# [ABOUT THIS TASK]
Reproduce the listing exactly. Omit pictures.

# [EXTRACTED DATA]
■ ■ ■ ■ ■

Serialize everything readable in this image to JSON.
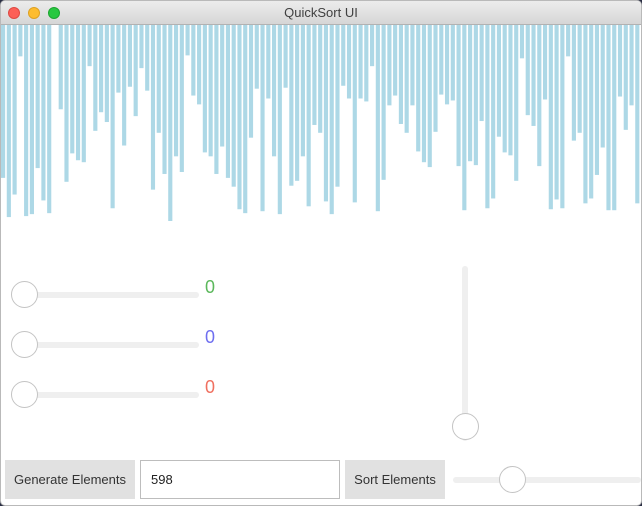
{
  "window": {
    "title": "QuickSort UI"
  },
  "visualization": {
    "bar_color": "#add8e6",
    "max_value": 200,
    "values": [
      156,
      196,
      173,
      32,
      195,
      193,
      146,
      179,
      192,
      0,
      86,
      160,
      131,
      138,
      140,
      42,
      108,
      89,
      99,
      187,
      69,
      123,
      63,
      93,
      44,
      67,
      168,
      110,
      152,
      200,
      134,
      150,
      31,
      72,
      81,
      130,
      134,
      152,
      124,
      156,
      165,
      188,
      192,
      115,
      65,
      190,
      75,
      134,
      193,
      64,
      164,
      159,
      134,
      185,
      102,
      110,
      180,
      193,
      165,
      62,
      75,
      181,
      75,
      78,
      42,
      190,
      158,
      82,
      72,
      101,
      110,
      82,
      129,
      140,
      145,
      109,
      71,
      81,
      77,
      144,
      189,
      139,
      143,
      98,
      187,
      177,
      114,
      130,
      133,
      159,
      34,
      92,
      103,
      144,
      76,
      188,
      178,
      187,
      32,
      118,
      110,
      182,
      177,
      153,
      125,
      189,
      189,
      73,
      107,
      82,
      182
    ]
  },
  "sliders": {
    "green_value": "0",
    "blue_value": "0",
    "red_value": "0",
    "green_color": "#5cb85c",
    "blue_color": "#6f6ff0",
    "red_color": "#f07060"
  },
  "controls": {
    "generate_label": "Generate Elements",
    "elements_value": "598",
    "sort_label": "Sort Elements"
  }
}
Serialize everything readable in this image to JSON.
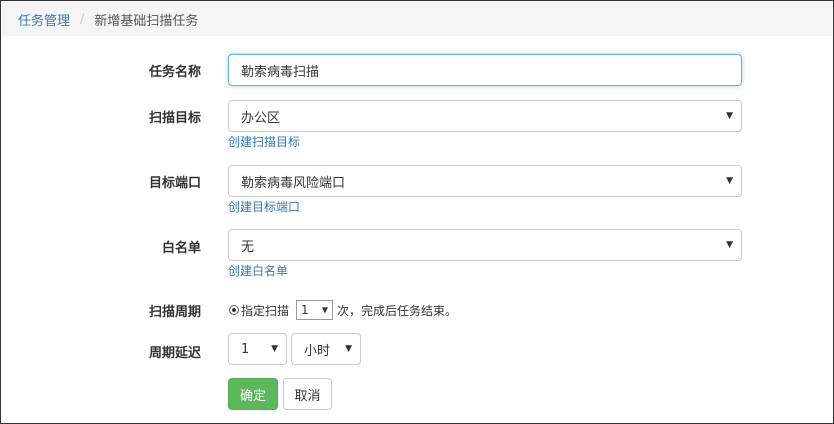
{
  "breadcrumb": {
    "parent": "任务管理",
    "separator": "/",
    "current": "新增基础扫描任务"
  },
  "form": {
    "task_name": {
      "label": "任务名称",
      "value": "勒索病毒扫描"
    },
    "scan_target": {
      "label": "扫描目标",
      "selected": "办公区",
      "create_link": "创建扫描目标"
    },
    "target_port": {
      "label": "目标端口",
      "selected": "勒索病毒风险端口",
      "create_link": "创建目标端口"
    },
    "whitelist": {
      "label": "白名单",
      "selected": "无",
      "create_link": "创建白名单"
    },
    "scan_cycle": {
      "label": "扫描周期",
      "option_prefix": "指定扫描",
      "count_selected": "1",
      "option_suffix": "次，完成后任务结束。"
    },
    "cycle_delay": {
      "label": "周期延迟",
      "amount_selected": "1",
      "unit_selected": "小时"
    }
  },
  "actions": {
    "confirm": "确定",
    "cancel": "取消"
  },
  "icons": {
    "dropdown": "▼"
  },
  "colors": {
    "link": "#337ab7",
    "primary": "#5cb85c",
    "focus": "#66afe9"
  }
}
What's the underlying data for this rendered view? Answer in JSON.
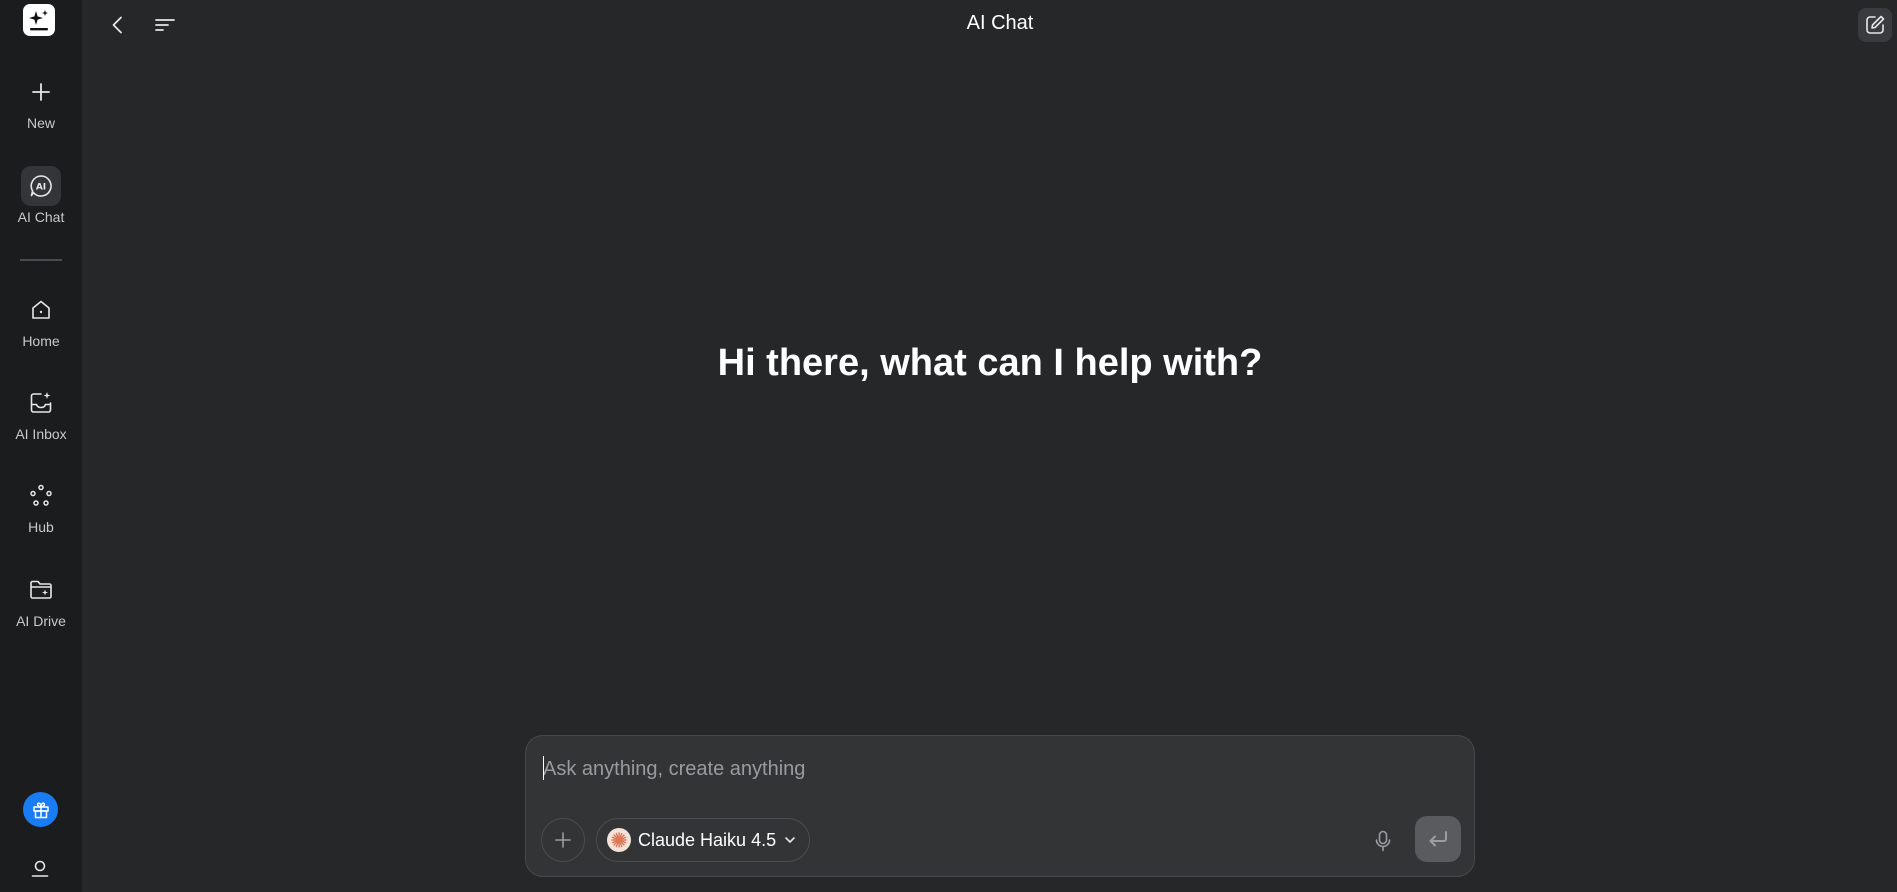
{
  "header": {
    "title": "AI Chat"
  },
  "sidebar": {
    "items": [
      {
        "label": "New",
        "icon": "plus-icon"
      },
      {
        "label": "AI Chat",
        "icon": "ai-chat-icon",
        "active": true
      },
      {
        "label": "Home",
        "icon": "home-icon"
      },
      {
        "label": "AI Inbox",
        "icon": "ai-inbox-icon"
      },
      {
        "label": "Hub",
        "icon": "hub-icon"
      },
      {
        "label": "AI Drive",
        "icon": "ai-drive-icon"
      }
    ]
  },
  "main": {
    "greeting": "Hi there, what can I help with?"
  },
  "composer": {
    "placeholder": "Ask anything, create anything",
    "value": "",
    "model_label": "Claude Haiku 4.5"
  },
  "colors": {
    "background": "#262729",
    "sidebar": "#1b1c1e",
    "accent": "#1a7cf2",
    "model_logo": "#d97757"
  }
}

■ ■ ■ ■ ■

# [FINISHED EXERCISE]
Serialize everything readable in this image to JSON.
{
  "window": {
    "title": "QuickSort UI"
  },
  "visualization": {
    "bar_color": "#add8e6",
    "max_value": 200,
    "values": [
      156,
      196,
      173,
      32,
      195,
      193,
      146,
      179,
      192,
      0,
      86,
      160,
      131,
      138,
      140,
      42,
      108,
      89,
      99,
      187,
      69,
      123,
      63,
      93,
      44,
      67,
      168,
      110,
      152,
      200,
      134,
      150,
      31,
      72,
      81,
      130,
      134,
      152,
      124,
      156,
      165,
      188,
      192,
      115,
      65,
      190,
      75,
      134,
      193,
      64,
      164,
      159,
      134,
      185,
      102,
      110,
      180,
      193,
      165,
      62,
      75,
      181,
      75,
      78,
      42,
      190,
      158,
      82,
      72,
      101,
      110,
      82,
      129,
      140,
      145,
      109,
      71,
      81,
      77,
      144,
      189,
      139,
      143,
      98,
      187,
      177,
      114,
      130,
      133,
      159,
      34,
      92,
      103,
      144,
      76,
      188,
      178,
      187,
      32,
      118,
      110,
      182,
      177,
      153,
      125,
      189,
      189,
      73,
      107,
      82,
      182
    ]
  },
  "sliders": {
    "green_value": "0",
    "blue_value": "0",
    "red_value": "0",
    "green_color": "#5cb85c",
    "blue_color": "#6f6ff0",
    "red_color": "#f07060"
  },
  "controls": {
    "generate_label": "Generate Elements",
    "elements_value": "598",
    "sort_label": "Sort Elements"
  }
}
Serialize everything readable in this image to JSON.
{
  "breadcrumb": {
    "parent": "任务管理",
    "separator": "/",
    "current": "新增基础扫描任务"
  },
  "form": {
    "task_name": {
      "label": "任务名称",
      "value": "勒索病毒扫描"
    },
    "scan_target": {
      "label": "扫描目标",
      "selected": "办公区",
      "create_link": "创建扫描目标"
    },
    "target_port": {
      "label": "目标端口",
      "selected": "勒索病毒风险端口",
      "create_link": "创建目标端口"
    },
    "whitelist": {
      "label": "白名单",
      "selected": "无",
      "create_link": "创建白名单"
    },
    "scan_cycle": {
      "label": "扫描周期",
      "option_prefix": "指定扫描",
      "count_selected": "1",
      "option_suffix": "次，完成后任务结束。"
    },
    "cycle_delay": {
      "label": "周期延迟",
      "amount_selected": "1",
      "unit_selected": "小时"
    }
  },
  "actions": {
    "confirm": "确定",
    "cancel": "取消"
  },
  "icons": {
    "dropdown": "▼"
  },
  "colors": {
    "link": "#337ab7",
    "primary": "#5cb85c",
    "focus": "#66afe9"
  }
}
What's the underlying data for this rendered view? Answer in JSON.
{
  "header": {
    "title": "AI Chat"
  },
  "sidebar": {
    "items": [
      {
        "label": "New",
        "icon": "plus-icon"
      },
      {
        "label": "AI Chat",
        "icon": "ai-chat-icon",
        "active": true
      },
      {
        "label": "Home",
        "icon": "home-icon"
      },
      {
        "label": "AI Inbox",
        "icon": "ai-inbox-icon"
      },
      {
        "label": "Hub",
        "icon": "hub-icon"
      },
      {
        "label": "AI Drive",
        "icon": "ai-drive-icon"
      }
    ]
  },
  "main": {
    "greeting": "Hi there, what can I help with?"
  },
  "composer": {
    "placeholder": "Ask anything, create anything",
    "value": "",
    "model_label": "Claude Haiku 4.5"
  },
  "colors": {
    "background": "#262729",
    "sidebar": "#1b1c1e",
    "accent": "#1a7cf2",
    "model_logo": "#d97757"
  }
}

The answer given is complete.